The holiday shopping season always means big business for phishers, who tend to find increased success this time of year with a lure about a wayward package that needs redelivery. Here’s a look at a fairly elaborate SMS-based phishing scam that spoofs FedEx in a bid to extract personal and financial information from unwary recipients.

Louis Morton, a security professional based in Fort Worth, Texas, forwarded an SMS phishing or “smishing” message sent to his wife’s mobile device that indicated a package couldn’t be delivered.

“It is a nearly perfect attack vector at this time of year,” Morton said. “A link was included, implying that the recipient could reschedule delivery.”

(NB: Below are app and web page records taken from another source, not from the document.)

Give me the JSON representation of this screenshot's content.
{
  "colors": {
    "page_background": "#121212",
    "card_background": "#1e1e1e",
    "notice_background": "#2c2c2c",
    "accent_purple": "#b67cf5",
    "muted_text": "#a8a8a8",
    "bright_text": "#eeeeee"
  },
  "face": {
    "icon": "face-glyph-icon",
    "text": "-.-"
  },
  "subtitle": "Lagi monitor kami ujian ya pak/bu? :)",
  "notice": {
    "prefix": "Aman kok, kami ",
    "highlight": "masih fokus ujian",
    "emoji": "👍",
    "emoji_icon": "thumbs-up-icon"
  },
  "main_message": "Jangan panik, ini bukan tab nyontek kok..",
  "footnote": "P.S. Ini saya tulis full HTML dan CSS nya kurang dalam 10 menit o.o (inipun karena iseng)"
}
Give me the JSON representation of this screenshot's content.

Attempting to visit the domain in the phishing link — o001cfedeex[.]com — from a desktop web browser redirects the visitor to a harmless page with ads for car insurance quotes. But by loading it in a mobile device (or by mimicking one using developer tools), we can see the intended landing page pictured in the screenshot in the article below — returns-fedex[.]com.

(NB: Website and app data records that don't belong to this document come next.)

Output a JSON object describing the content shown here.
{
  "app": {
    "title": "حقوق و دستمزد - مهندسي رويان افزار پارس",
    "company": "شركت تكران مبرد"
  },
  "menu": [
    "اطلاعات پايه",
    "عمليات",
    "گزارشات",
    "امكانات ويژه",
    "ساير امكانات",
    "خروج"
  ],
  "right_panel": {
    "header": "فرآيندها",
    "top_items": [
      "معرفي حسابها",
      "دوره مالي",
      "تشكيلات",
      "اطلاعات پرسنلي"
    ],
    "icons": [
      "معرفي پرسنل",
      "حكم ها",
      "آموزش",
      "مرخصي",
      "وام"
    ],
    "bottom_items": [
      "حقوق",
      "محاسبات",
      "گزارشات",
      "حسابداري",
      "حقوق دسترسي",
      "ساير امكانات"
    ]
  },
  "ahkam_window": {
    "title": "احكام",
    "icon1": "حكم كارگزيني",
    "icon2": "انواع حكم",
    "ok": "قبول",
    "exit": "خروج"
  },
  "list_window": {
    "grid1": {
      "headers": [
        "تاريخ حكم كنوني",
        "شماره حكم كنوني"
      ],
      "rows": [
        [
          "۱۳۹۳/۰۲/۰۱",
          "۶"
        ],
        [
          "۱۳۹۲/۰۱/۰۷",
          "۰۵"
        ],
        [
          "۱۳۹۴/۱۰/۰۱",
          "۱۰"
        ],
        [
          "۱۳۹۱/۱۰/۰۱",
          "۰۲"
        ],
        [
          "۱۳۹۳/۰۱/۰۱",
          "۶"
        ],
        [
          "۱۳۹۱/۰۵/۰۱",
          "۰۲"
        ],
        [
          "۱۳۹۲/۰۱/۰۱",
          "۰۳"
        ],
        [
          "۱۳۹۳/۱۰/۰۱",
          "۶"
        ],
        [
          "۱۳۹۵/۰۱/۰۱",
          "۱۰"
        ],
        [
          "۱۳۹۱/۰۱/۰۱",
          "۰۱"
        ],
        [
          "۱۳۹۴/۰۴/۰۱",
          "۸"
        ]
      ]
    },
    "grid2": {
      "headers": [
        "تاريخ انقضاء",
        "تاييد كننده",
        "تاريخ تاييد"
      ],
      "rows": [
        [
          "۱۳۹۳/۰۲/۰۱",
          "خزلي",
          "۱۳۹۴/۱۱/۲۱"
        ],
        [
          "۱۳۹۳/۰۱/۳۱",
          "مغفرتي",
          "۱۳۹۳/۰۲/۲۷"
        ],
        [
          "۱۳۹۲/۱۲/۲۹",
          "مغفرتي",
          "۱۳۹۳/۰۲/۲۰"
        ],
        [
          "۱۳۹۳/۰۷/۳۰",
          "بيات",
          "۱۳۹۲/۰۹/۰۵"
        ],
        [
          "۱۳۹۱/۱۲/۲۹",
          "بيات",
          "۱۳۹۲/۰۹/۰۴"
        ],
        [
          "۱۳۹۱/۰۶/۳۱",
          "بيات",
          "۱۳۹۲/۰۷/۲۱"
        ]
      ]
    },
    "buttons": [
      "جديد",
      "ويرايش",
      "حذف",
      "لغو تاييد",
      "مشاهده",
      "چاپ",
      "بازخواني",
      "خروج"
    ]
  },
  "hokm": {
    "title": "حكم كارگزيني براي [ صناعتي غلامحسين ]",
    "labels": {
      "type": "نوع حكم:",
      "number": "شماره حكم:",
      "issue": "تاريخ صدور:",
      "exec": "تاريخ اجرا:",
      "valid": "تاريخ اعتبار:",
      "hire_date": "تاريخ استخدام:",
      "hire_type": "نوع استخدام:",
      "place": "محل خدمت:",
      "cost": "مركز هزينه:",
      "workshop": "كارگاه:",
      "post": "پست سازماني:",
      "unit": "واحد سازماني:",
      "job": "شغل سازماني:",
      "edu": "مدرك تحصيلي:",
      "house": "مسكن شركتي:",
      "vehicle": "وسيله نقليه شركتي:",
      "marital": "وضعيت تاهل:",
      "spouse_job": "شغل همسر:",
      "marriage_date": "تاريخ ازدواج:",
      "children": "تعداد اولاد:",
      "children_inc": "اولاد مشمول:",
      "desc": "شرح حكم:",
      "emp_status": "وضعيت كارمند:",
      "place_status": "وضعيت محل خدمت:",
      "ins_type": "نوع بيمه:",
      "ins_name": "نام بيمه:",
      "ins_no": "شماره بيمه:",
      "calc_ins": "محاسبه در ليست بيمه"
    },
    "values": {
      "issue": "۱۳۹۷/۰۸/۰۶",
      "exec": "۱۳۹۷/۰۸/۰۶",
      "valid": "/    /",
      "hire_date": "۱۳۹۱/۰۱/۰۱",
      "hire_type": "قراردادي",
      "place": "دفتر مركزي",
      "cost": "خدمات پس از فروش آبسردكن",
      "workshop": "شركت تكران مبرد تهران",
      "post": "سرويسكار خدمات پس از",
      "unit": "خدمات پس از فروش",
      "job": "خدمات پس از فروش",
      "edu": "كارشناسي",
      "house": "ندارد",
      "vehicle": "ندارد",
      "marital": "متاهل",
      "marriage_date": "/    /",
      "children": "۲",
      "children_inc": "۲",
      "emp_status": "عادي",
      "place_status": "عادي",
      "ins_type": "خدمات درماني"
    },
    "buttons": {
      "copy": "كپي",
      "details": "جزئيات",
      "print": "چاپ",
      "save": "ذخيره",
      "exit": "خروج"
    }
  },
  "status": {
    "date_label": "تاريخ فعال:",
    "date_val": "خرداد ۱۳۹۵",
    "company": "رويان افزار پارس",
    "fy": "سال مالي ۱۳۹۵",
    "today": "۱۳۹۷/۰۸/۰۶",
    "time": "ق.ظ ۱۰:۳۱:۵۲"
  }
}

Vulnerability in WP DSGVO Tools (GDPR) Plugin

A vulnerability was found by the WordFence team in WP DSGVO Tools (GDPR), a WordPress plugin with over 30,000 installations. They were investigating the plugin to verify that their customers were fully protected from an actively exploited XSS issue, and found a flaw that allowed unauthenticated attackers to completely and permanently delete arbitrary posts and pages on a website.

The WP DSGVO Tools (GDPR) plugin contains functionality to let users request their personal information to be removed from a site. It also contained an AJAX action, admin-dismiss-unsubscribe, to allow administrators to “dismiss” these removal requests. The requests were stored in the WordPress posts table, so “dismissing” a data removal request simply involved deleting the associated post ID.

Unfortunately, the AJAX action was available to unauthenticated users, and the plugin did not check to see if the post to be deleted was actually a data removal request. As such, it was possible for any site visitor to delete any post or page on the site by sending an AJAX request with the admin-dismiss-unsubscribe action along with the ID of the post to be deleted. Sending the AJAX request once would move the post to the trash, while repeating the request would permanently delete it.

While it is true that site defacements have become less popular in recent years as they are more difficult to monetize, it would be trivial for an attacker to delete most of a site’s content in a way that would be impossible to recover unless the site’s database had been backed up.

We strongly recommend updating to the latest version of the plugin available immediately, which is 3.1.26 as of this writing, as it contains fixes for both the post deletion vulnerability and the XSS issue.